gpg --edit-key 'test2' gpg> trust sec rsa2048/3A667E8AF50B404D created: 2017-06-19 expires: 2018-06-19 usage: SC trust: undefined validity: full ssb rsa2048/37DEA43755409894 created: 2017-06-19 expires: 2018-06-19 usage: E [ full ] (1). test key <firstname.lastname@example.org> Please decide how far you trust this user to correctly verify other users' keys (by looking at passports, checking fingerprints from different sources, etc.) 1 = I don't know or won't say 2 = I do NOT trust 3 = I trust marginally 4 = I trust fully 5 = I trust ultimately m = back to the main menu Your decision? 4 sec rsa2048/3A667E8AF50B404D created: 2017-06-19 expires: 2018-06-19 usage: SC trust: full validity: full ssb rsa2048/37DEA43755409894 created: 2017-06-19 expires: 2018-06-19 usage: E [ full ] (1). test key <email@example.com> Please note that the shown key validity is not necessarily correct unless you restart the program. gpg> save
When looking at other keys GnuPG will check your trusted introducers, in order for a new key to be trusted it needs to be signed by 3 marginal introducers, 1 full or 1 ultimate introducer, this setting is fully adjustable.
In practice however the system isn't really that good, more often than not you will want to make your own decision about trust rather than rely on the system, a different system known as ToFU (Trust on First Use) is available which grants trust the first time you use a key, or your can disable the automatic system entirely.
In many cases it's acceptable to simply to verify the control of the key rather than the actual identity of the user, in such a scenario the most common method is to email the user a message encrypted with their key, if they are able to decrypt it and reply that is reasonable proof they have control of the key.

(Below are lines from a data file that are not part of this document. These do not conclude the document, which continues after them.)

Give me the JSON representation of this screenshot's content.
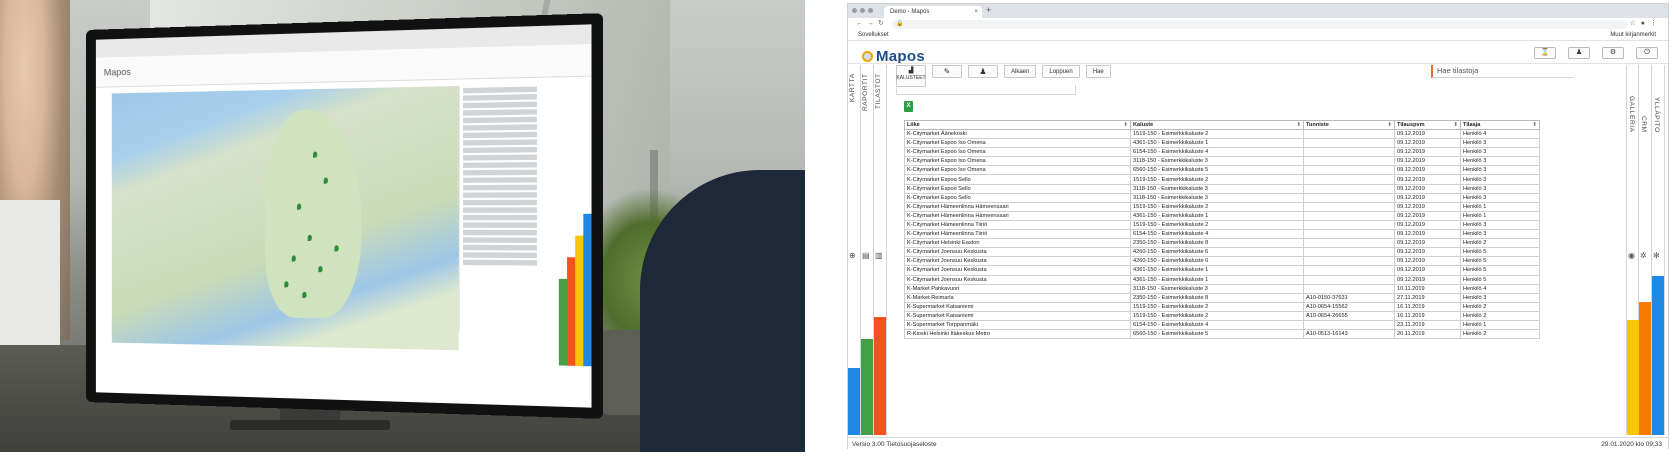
{
  "browser": {
    "tab_title": "Demo - Mapos",
    "tab_close": "×",
    "new_tab": "+",
    "bookmark_apps": "Sovellukset",
    "bookmark_other": "Muut kirjanmerkit"
  },
  "app": {
    "logo_text": "Mapos",
    "left_sidebar": [
      "KARTTA",
      "RAPORTIT",
      "TILASTOT"
    ],
    "right_sidebar": [
      "GALLERIA",
      "CRM",
      "YLLÄPITO"
    ],
    "toolbar": {
      "active_label": "KALUSTEET",
      "alkaen": "Alkaen",
      "loppuen": "Loppuen",
      "hae": "Hae"
    },
    "search_placeholder": "Hae tilastoja",
    "excel_icon": "excel-icon",
    "table": {
      "headers": [
        "Liike",
        "Kaluste",
        "Tunniste",
        "Tilauspvm",
        "Tilaaja"
      ],
      "sort_glyph": "⬍",
      "rows": [
        [
          "K-Citymarket Äänekoski",
          "1519-150 - Esimerkkikaluste 2",
          "",
          "09.12.2019",
          "Henkilö 4"
        ],
        [
          "K-Citymarket Espoo Iso Omena",
          "4361-150 - Esimerkkikaluste 1",
          "",
          "09.12.2019",
          "Henkilö 3"
        ],
        [
          "K-Citymarket Espoo Iso Omena",
          "6154-150 - Esimerkkikaluste 4",
          "",
          "09.12.2019",
          "Henkilö 3"
        ],
        [
          "K-Citymarket Espoo Iso Omena",
          "3118-150 - Esimerkkikaluste 3",
          "",
          "09.12.2019",
          "Henkilö 3"
        ],
        [
          "K-Citymarket Espoo Iso Omena",
          "6560-150 - Esimerkkikaluste 5",
          "",
          "09.12.2019",
          "Henkilö 3"
        ],
        [
          "K-Citymarket Espoo Sello",
          "1519-150 - Esimerkkikaluste 2",
          "",
          "09.12.2019",
          "Henkilö 3"
        ],
        [
          "K-Citymarket Espoo Sello",
          "3118-150 - Esimerkkikaluste 3",
          "",
          "09.12.2019",
          "Henkilö 3"
        ],
        [
          "K-Citymarket Espoo Sello",
          "3118-150 - Esimerkkikaluste 3",
          "",
          "09.12.2019",
          "Henkilö 3"
        ],
        [
          "K-Citymarket Hämeenlinna Hämeensaari",
          "1519-150 - Esimerkkikaluste 2",
          "",
          "09.12.2019",
          "Henkilö 1"
        ],
        [
          "K-Citymarket Hämeenlinna Hämeensaari",
          "4361-150 - Esimerkkikaluste 1",
          "",
          "09.12.2019",
          "Henkilö 1"
        ],
        [
          "K-Citymarket Hämeenlinna Tiiriö",
          "1519-150 - Esimerkkikaluste 2",
          "",
          "09.12.2019",
          "Henkilö 3"
        ],
        [
          "K-Citymarket Hämeenlinna Tiiriö",
          "6154-150 - Esimerkkikaluste 4",
          "",
          "09.12.2019",
          "Henkilö 3"
        ],
        [
          "K-Citymarket Helsinki Easton",
          "2350-150 - Esimerkkikaluste 8",
          "",
          "09.12.2019",
          "Henkilö 2"
        ],
        [
          "K-Citymarket Joensuu Keskusta",
          "4260-150 - Esimerkkikaluste 6",
          "",
          "09.12.2019",
          "Henkilö 5"
        ],
        [
          "K-Citymarket Joensuu Keskusta",
          "4260-150 - Esimerkkikaluste 6",
          "",
          "09.12.2019",
          "Henkilö 5"
        ],
        [
          "K-Citymarket Joensuu Keskusta",
          "4361-150 - Esimerkkikaluste 1",
          "",
          "09.12.2019",
          "Henkilö 5"
        ],
        [
          "K-Citymarket Joensuu Keskusta",
          "4361-150 - Esimerkkikaluste 1",
          "",
          "09.12.2019",
          "Henkilö 5"
        ],
        [
          "K-Market Pahkavuori",
          "3118-150 - Esimerkkikaluste 3",
          "",
          "10.11.2019",
          "Henkilö 4"
        ],
        [
          "K-Market Reimarla",
          "2350-150 - Esimerkkikaluste 8",
          "A10-0150-37631",
          "27.11.2019",
          "Henkilö 3"
        ],
        [
          "K-Supermarket Kaisaniemi",
          "1519-150 - Esimerkkikaluste 2",
          "A10-0654-15562",
          "16.11.2019",
          "Henkilö 2"
        ],
        [
          "K-Supermarket Kaisaniemi",
          "1519-150 - Esimerkkikaluste 2",
          "A10-0654-26655",
          "16.11.2019",
          "Henkilö 2"
        ],
        [
          "K-Supermarket Torppanmäki",
          "6154-150 - Esimerkkikaluste 4",
          "",
          "23.11.2019",
          "Henkilö 1"
        ],
        [
          "R-Kioski Helsinki Itäkeskus Metro",
          "6560-150 - Esimerkkikaluste 5",
          "A10-0513-16143",
          "20.11.2019",
          "Henkilö 2"
        ]
      ]
    },
    "status": {
      "version": "Versio 3.00  Tietosuojaseloste",
      "datetime": "29.01.2020 klo 09:33"
    },
    "gauges": {
      "left": [
        {
          "color": "#1e88e5",
          "level": 0.18
        },
        {
          "color": "#43a047",
          "level": 0.26
        },
        {
          "color": "#f4511e",
          "level": 0.32
        }
      ],
      "right": [
        {
          "color": "#f9c400",
          "level": 0.31
        },
        {
          "color": "#f57c00",
          "level": 0.36
        },
        {
          "color": "#1e88e5",
          "level": 0.43
        }
      ]
    }
  },
  "photo": {
    "screen_header": "Mapos"
  }
}
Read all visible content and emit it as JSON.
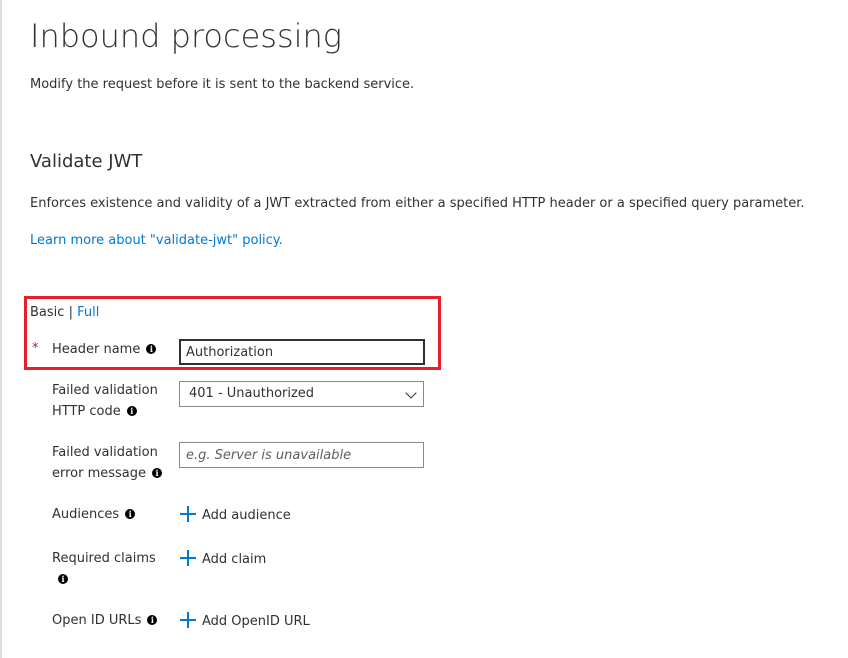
{
  "page": {
    "title": "Inbound processing",
    "description": "Modify the request before it is sent to the backend service."
  },
  "section": {
    "title": "Validate JWT",
    "description": "Enforces existence and validity of a JWT extracted from either a specified HTTP header or a specified query parameter.",
    "learn_more": "Learn more about \"validate-jwt\" policy."
  },
  "mode": {
    "basic": "Basic",
    "separator": "|",
    "full": "Full"
  },
  "icons": {
    "info": "info-icon",
    "plus": "plus-icon",
    "chevron": "chevron-down-icon"
  },
  "colors": {
    "link": "#0078d4",
    "highlight": "#e5202e",
    "required": "#a4262c"
  },
  "form": {
    "required_marker": "*",
    "header_name": {
      "label": "Header name",
      "value": "Authorization"
    },
    "failed_code": {
      "label_line1": "Failed validation",
      "label_line2": "HTTP code",
      "value": "401 - Unauthorized"
    },
    "failed_message": {
      "label_line1": "Failed validation",
      "label_line2": "error message",
      "placeholder": "e.g. Server is unavailable"
    },
    "audiences": {
      "label": "Audiences",
      "button": "Add audience"
    },
    "required_claims": {
      "label": "Required claims",
      "button": "Add claim"
    },
    "openid_urls": {
      "label": "Open ID URLs",
      "button": "Add OpenID URL"
    }
  }
}
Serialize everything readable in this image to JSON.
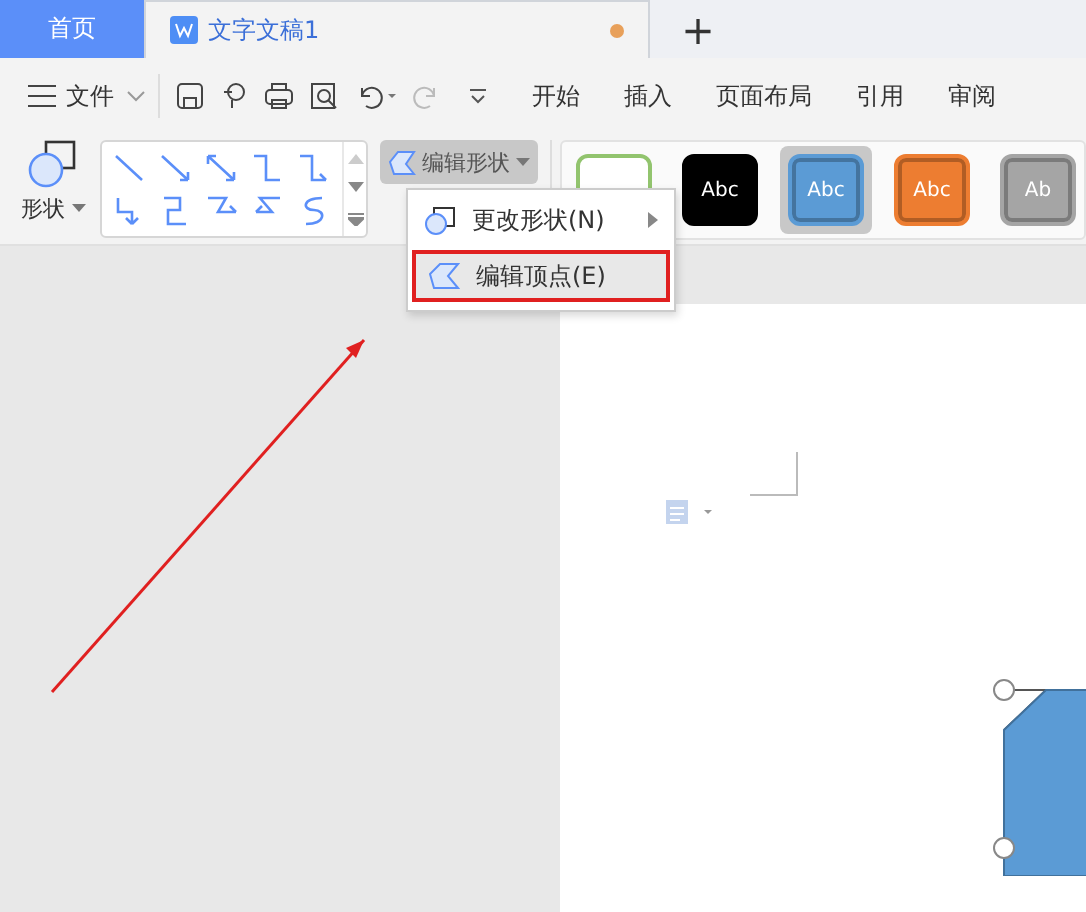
{
  "tabs": [
    {
      "kind": "home",
      "label": "首页",
      "selected": false
    },
    {
      "kind": "document",
      "label": "文字文稿1",
      "selected": true,
      "modified": true
    }
  ],
  "new_tab": "+",
  "menu": {
    "file": "文件",
    "ribbon_tabs": [
      "开始",
      "插入",
      "页面布局",
      "引用",
      "审阅"
    ]
  },
  "shape_button": "形状",
  "edit_shape_button": "编辑形状",
  "dropdown": [
    {
      "label": "更改形状(N)",
      "submenu": true,
      "highlighted": false
    },
    {
      "label": "编辑顶点(E)",
      "submenu": false,
      "highlighted": true
    }
  ],
  "styles": [
    {
      "kind": "outline",
      "color": "#92c46e",
      "selected": false
    },
    {
      "kind": "filled",
      "text": "Abc",
      "color": "#000000",
      "selected": false
    },
    {
      "kind": "filled",
      "text": "Abc",
      "color": "#5b9bd5",
      "selected": true
    },
    {
      "kind": "filled",
      "text": "Abc",
      "color": "#ed7d31",
      "selected": false
    },
    {
      "kind": "filled",
      "text": "Ab",
      "color": "#a5a5a5",
      "selected": false
    }
  ]
}
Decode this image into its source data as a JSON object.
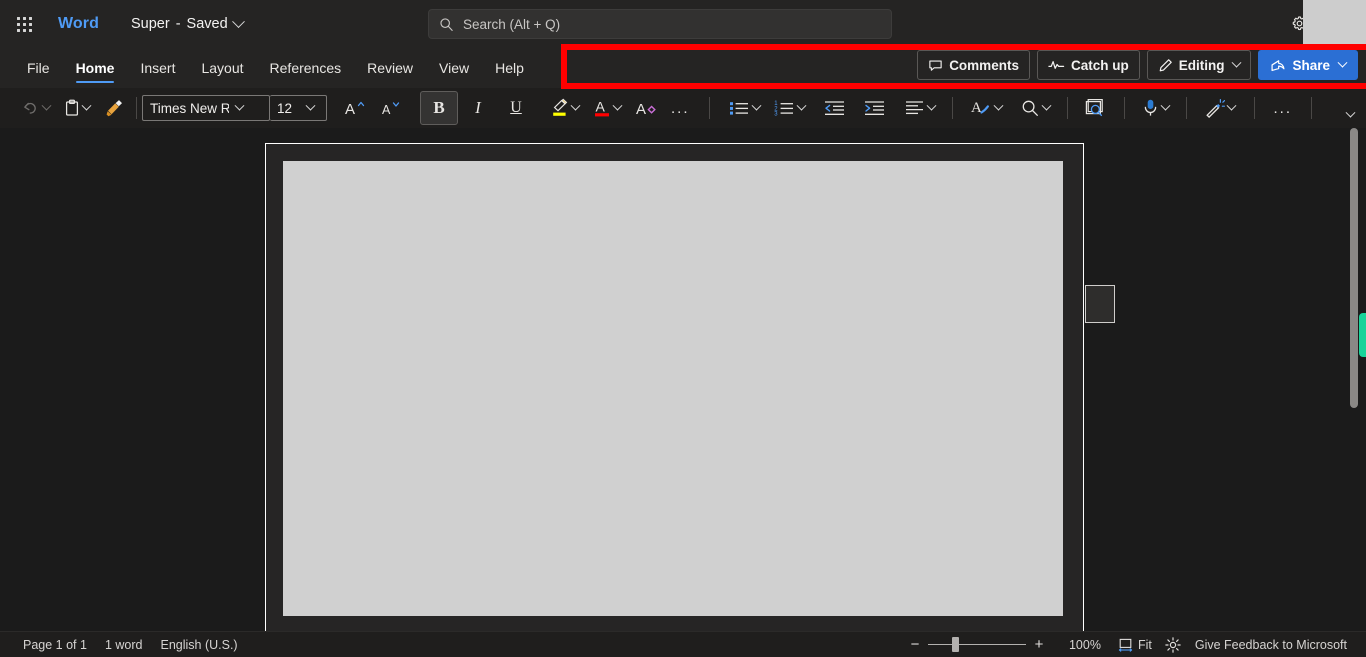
{
  "titlebar": {
    "app_launcher": "app-launcher",
    "brand": "Word",
    "document_name": "Super",
    "separator": "-",
    "save_state": "Saved",
    "settings_icon": "gear-icon"
  },
  "search": {
    "placeholder": "Search (Alt + Q)",
    "value": ""
  },
  "tabs": [
    {
      "label": "File",
      "active": false
    },
    {
      "label": "Home",
      "active": true
    },
    {
      "label": "Insert",
      "active": false
    },
    {
      "label": "Layout",
      "active": false
    },
    {
      "label": "References",
      "active": false
    },
    {
      "label": "Review",
      "active": false
    },
    {
      "label": "View",
      "active": false
    },
    {
      "label": "Help",
      "active": false
    }
  ],
  "actions": {
    "comments": "Comments",
    "catch_up": "Catch up",
    "editing": "Editing",
    "share": "Share"
  },
  "annotation": {
    "color": "#ff0000",
    "shape": "rectangle-highlight"
  },
  "toolbar": {
    "undo": "undo-arrow",
    "paste": "clipboard",
    "format_painter": "format-painter",
    "font_name": "Times New Ro...",
    "font_size": "12",
    "grow_font": "A",
    "shrink_font": "A",
    "bold": "B",
    "bold_active": true,
    "italic": "I",
    "underline": "U",
    "highlight_color": "#ffff00",
    "font_color": "#ff0000",
    "clear_format": "A",
    "more_font": "...",
    "bullets": "bullet-list",
    "numbering": "numbered-list",
    "decrease_indent": "decrease-indent",
    "increase_indent": "increase-indent",
    "align": "align-left",
    "styles": "styles",
    "find": "find",
    "editor": "editor",
    "dictate": "dictate",
    "designer": "designer",
    "more_options": "...",
    "collapse_ribbon": "collapse-ribbon"
  },
  "document": {
    "page_background": "#d0d0d0",
    "comment_anchor": "comment-anchor-box"
  },
  "statusbar": {
    "page_info": "Page 1 of 1",
    "word_count": "1 word",
    "language": "English (U.S.)",
    "zoom_out": "−",
    "zoom_in": "+",
    "zoom_level": "100%",
    "fit": "Fit",
    "focus_mode": "focus-mode-icon",
    "feedback": "Give Feedback to Microsoft"
  },
  "scrollbar": {
    "accent_color": "#19d39a"
  }
}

In the next part we will be looking at how you can use signatures to verify the integrity and authenticity of messages and files as well as how to use key servers.